  • The New $100 Bill

    Bank of Canada Mark Carney shows off the bank's new circulating $100 bill, Canada's first polymer bank note, in Toronto on Monday Nov. 14, 2011.

  • The New $100 Bill

    The $100 bill was the first of Canada's paper denominations to go plastic and see-through.

  • Australia's polymer note

    An Australian 100 dollar polymer note is displayed above various international currencies. AFP PHOTO / Torsten BLACKWOOD

  • Australia's polymer note

    AFP PHOTO / Torsten BLACKWOOD

  • Mexico's polymer note

    A Mexican pesos note made out of polymer material. Alfredo Estrella/AFP/Getty Images

  • Mexico's polymer note

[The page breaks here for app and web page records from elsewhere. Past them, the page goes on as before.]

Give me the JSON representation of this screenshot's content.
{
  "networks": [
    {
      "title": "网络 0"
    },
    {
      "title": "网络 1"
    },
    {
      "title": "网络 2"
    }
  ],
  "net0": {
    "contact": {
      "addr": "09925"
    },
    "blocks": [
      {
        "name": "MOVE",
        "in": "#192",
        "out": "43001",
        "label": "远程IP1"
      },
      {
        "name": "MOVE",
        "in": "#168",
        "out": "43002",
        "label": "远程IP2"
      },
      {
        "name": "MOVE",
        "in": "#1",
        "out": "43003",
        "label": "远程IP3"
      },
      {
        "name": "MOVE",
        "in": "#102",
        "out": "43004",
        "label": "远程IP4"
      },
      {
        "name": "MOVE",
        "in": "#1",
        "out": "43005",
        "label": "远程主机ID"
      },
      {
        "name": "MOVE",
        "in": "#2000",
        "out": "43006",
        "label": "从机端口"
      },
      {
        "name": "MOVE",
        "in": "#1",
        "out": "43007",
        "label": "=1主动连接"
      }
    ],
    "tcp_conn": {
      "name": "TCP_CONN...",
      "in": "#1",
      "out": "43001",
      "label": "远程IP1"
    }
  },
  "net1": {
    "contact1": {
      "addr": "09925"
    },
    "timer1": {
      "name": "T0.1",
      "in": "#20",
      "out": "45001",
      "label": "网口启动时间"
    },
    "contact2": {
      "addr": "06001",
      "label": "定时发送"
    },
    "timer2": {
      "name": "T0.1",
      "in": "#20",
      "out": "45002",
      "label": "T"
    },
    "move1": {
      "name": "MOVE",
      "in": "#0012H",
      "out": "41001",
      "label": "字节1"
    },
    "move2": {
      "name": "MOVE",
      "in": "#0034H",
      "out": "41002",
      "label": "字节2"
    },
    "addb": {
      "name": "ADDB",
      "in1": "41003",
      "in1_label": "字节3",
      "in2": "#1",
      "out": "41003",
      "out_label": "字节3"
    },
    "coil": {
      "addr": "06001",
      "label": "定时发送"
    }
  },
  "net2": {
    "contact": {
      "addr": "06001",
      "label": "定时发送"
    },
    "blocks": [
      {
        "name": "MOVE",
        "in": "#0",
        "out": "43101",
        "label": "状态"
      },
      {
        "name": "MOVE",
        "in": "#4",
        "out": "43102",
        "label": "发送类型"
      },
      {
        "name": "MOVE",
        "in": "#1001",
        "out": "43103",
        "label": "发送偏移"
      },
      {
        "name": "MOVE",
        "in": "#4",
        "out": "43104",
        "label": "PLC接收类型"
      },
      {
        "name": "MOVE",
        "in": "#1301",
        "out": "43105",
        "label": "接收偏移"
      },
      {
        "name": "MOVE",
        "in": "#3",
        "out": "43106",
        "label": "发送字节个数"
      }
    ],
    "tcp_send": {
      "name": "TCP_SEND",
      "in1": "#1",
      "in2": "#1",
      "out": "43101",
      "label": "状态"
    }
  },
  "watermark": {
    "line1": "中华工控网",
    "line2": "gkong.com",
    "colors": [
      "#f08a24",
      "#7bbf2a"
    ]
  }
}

    Mexico City, MEXICO: A sample of the new 50 Mexican pesos' note made out of polymer material to hinder its forgery, 14 November, 2004 in Mexico City. AFP PHOTO/Alfredo ESTRELLA (Photo credit should read ALFREDO ESTRELLA/AFP/Getty Images)

  • Next: Twitter Jokes About New Bills

  • Andrew Coyne

    Even that would be better. @InklessPW: Wells designs new bills. What'll we put on the 5? Oscar Peterson. The 10? Peterson. 20? Glenn Gould

  • Cory S.

    Wait so there's no more quote from the Hockey Sweater on the new $5 bills? #manifencours

  • Tabatha Southey

    New bills should be 5 pin bowling for the $5, a Robertson screwdriver for the $10, a Canadian flag, draped over a picnic bench on the backs.

  • LauraBeaulneStuebing

    Theory about the new $5 and $10 bills: They're ugly enough that we don't want to keep them in our wallets.

  • Paul Wells

    Paul Wells designs the new bills. "What'll we put on the 5?" "Oscar Peterson." "And on the 10?" "Oscar Peterson." "20?" "Glenn Gould."

  • Wesley Fok

    Was expecting the new $5/$10 bills to literally have pictures of poop on them, based on the outcry. Surprise: they look like money!

  • Patrick Meehan

    Q: You're the federal government, what do you put on the new 5$ and 10$ bills? A: Things you've cut funding to. http://t.co/jqT3BLmENc

  • Jason Rehel

    Everyone is pretty damn hung up on the AESTHETICS of the new $5 and $10 bills in Canada. Me? I'd like money that WORKS in vending machines

  • Brittlestar

    @Cmdr_Hadfield Dude, with all the stuff you’ve had up there (guitars, Easter eggs, new $5 bills), how BIG was your suitcase?